_About this exercise_. Line by line, please look for the word "Equalisation" in the following records, then copy each line you find it in.
==== The records
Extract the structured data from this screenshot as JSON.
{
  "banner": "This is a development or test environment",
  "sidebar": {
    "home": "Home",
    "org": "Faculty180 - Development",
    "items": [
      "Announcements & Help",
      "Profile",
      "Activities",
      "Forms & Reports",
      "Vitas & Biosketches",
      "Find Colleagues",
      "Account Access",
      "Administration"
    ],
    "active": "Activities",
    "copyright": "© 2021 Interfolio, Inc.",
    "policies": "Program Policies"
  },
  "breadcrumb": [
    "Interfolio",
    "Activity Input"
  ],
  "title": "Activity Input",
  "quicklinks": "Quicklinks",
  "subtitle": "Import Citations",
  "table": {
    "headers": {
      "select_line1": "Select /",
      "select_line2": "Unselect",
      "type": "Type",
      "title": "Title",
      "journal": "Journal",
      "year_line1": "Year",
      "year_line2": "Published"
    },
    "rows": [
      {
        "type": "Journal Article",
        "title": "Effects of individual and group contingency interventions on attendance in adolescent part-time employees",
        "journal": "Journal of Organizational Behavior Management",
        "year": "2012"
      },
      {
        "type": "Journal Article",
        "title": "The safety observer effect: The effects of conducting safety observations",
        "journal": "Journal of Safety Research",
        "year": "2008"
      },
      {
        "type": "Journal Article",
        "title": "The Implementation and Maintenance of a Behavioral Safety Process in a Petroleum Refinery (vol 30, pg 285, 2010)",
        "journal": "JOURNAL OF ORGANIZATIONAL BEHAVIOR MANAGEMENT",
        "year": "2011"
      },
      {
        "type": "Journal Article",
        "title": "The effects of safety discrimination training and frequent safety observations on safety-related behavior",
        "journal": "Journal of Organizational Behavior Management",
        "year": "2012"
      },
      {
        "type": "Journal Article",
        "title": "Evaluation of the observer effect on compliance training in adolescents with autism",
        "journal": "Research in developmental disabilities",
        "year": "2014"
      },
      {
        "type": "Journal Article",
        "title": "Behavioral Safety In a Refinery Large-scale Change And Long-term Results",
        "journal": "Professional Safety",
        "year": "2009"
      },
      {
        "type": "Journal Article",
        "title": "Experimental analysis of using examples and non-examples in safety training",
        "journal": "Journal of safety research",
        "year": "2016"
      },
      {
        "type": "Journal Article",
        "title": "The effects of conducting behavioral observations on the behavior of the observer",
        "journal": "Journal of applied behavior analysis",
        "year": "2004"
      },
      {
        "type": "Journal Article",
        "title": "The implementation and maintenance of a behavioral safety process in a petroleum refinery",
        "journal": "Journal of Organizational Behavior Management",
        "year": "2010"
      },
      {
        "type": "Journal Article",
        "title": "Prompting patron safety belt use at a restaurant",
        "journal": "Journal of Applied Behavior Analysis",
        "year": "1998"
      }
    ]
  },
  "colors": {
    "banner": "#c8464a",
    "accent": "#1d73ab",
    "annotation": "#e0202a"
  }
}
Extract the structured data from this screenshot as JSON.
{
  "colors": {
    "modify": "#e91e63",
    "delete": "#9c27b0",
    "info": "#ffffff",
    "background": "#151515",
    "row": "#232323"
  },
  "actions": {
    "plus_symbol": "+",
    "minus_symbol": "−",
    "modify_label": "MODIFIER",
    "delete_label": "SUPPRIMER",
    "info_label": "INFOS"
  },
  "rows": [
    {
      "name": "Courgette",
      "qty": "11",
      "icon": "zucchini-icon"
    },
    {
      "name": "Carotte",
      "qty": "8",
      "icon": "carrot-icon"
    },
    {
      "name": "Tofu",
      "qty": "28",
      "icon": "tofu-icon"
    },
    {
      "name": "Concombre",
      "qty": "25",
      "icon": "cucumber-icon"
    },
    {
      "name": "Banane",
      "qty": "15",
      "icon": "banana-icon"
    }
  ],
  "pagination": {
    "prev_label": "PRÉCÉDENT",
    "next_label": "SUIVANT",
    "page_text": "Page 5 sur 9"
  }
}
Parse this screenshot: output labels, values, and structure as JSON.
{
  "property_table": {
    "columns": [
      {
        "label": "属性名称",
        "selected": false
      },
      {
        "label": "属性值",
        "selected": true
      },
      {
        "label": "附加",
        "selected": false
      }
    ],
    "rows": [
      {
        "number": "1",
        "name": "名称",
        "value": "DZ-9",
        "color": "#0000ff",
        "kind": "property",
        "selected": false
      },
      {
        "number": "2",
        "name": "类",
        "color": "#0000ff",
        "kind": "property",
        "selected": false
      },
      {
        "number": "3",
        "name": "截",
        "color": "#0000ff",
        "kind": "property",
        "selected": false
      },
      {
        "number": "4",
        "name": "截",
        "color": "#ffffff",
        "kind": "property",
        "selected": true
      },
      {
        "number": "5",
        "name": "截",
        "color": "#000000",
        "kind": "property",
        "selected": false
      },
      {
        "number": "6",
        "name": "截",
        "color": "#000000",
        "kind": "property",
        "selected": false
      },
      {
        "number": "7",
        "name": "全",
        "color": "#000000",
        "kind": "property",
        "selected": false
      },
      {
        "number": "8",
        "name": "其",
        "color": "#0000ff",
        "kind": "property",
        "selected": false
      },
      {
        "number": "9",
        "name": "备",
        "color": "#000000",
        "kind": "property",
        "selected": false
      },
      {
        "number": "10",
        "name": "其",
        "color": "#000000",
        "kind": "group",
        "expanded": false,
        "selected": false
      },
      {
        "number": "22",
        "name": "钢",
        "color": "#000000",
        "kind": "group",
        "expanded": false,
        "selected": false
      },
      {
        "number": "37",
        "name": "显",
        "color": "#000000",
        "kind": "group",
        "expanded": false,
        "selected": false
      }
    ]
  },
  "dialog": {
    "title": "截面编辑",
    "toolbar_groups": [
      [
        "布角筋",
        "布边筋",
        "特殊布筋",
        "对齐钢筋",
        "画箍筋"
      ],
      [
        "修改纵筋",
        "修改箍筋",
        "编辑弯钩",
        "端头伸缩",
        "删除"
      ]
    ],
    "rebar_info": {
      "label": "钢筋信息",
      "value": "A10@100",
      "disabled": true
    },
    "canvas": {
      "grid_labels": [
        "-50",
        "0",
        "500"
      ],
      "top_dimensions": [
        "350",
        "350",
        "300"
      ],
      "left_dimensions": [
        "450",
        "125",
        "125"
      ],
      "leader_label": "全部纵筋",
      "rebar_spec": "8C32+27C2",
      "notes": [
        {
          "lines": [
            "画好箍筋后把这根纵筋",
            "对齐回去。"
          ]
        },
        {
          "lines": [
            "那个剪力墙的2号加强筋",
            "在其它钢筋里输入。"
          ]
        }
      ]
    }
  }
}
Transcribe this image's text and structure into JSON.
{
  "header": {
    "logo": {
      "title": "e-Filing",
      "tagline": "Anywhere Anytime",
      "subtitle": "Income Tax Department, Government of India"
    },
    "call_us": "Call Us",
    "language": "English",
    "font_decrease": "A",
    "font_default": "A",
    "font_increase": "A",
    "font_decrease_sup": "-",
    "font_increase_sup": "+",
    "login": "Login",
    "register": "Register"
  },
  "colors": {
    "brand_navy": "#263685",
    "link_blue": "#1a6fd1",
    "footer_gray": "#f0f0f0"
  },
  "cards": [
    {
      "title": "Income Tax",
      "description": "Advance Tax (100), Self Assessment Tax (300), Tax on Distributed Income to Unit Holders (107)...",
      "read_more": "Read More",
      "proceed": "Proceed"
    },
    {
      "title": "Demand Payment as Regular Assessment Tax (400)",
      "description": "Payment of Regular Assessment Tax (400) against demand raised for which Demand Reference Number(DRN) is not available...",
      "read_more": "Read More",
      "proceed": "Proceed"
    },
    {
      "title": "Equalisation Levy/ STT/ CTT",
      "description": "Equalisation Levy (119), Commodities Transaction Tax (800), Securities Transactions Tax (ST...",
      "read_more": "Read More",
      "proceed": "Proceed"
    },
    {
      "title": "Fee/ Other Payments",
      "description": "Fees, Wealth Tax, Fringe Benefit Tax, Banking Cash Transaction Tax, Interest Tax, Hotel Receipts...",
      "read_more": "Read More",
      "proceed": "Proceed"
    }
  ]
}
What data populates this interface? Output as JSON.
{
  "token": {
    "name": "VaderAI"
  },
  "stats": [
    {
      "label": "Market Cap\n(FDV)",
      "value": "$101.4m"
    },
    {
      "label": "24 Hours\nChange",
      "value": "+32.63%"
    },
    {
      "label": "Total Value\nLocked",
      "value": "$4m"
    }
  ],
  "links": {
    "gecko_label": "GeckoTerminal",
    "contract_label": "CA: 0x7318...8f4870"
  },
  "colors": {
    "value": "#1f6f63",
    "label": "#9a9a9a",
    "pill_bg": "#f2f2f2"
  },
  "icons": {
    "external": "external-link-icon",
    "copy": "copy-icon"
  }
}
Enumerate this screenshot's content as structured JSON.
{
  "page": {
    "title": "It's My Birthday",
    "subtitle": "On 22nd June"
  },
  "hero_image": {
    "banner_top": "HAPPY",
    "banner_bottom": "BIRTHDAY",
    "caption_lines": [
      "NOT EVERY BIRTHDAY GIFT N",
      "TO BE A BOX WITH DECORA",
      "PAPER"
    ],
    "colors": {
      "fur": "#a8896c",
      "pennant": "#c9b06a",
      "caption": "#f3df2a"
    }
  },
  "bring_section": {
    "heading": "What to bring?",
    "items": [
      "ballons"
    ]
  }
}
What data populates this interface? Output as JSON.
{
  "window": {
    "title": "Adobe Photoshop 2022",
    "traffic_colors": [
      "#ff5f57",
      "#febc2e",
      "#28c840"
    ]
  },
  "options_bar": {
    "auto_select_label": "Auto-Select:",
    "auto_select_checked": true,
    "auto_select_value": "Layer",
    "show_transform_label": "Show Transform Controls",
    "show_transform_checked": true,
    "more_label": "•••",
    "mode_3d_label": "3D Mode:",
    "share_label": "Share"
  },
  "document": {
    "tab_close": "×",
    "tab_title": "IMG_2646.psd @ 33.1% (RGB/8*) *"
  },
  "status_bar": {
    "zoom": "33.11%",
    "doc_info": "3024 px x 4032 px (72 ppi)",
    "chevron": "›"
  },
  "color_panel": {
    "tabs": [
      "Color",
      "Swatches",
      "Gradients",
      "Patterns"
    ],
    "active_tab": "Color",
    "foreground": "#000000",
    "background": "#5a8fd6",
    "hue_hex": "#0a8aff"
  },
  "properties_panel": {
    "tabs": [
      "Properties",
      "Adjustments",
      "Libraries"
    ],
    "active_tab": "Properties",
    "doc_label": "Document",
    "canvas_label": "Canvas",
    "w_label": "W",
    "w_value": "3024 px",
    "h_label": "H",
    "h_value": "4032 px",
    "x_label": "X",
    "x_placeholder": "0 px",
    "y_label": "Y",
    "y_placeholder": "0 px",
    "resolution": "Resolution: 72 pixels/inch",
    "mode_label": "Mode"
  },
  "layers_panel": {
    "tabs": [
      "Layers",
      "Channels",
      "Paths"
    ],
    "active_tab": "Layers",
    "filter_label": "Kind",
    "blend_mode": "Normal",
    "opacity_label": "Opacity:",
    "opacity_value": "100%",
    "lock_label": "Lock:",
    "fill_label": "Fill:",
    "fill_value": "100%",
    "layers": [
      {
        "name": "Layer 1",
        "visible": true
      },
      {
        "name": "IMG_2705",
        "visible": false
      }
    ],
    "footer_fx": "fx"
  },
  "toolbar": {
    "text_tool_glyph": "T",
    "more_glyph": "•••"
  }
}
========
_Written solution_.
      "title": "Equalisation Levy/ STT/ CTT",
      "description": "Equalisation Levy (119), Commodities Transaction Tax (800), Securities Transactions Tax (ST...",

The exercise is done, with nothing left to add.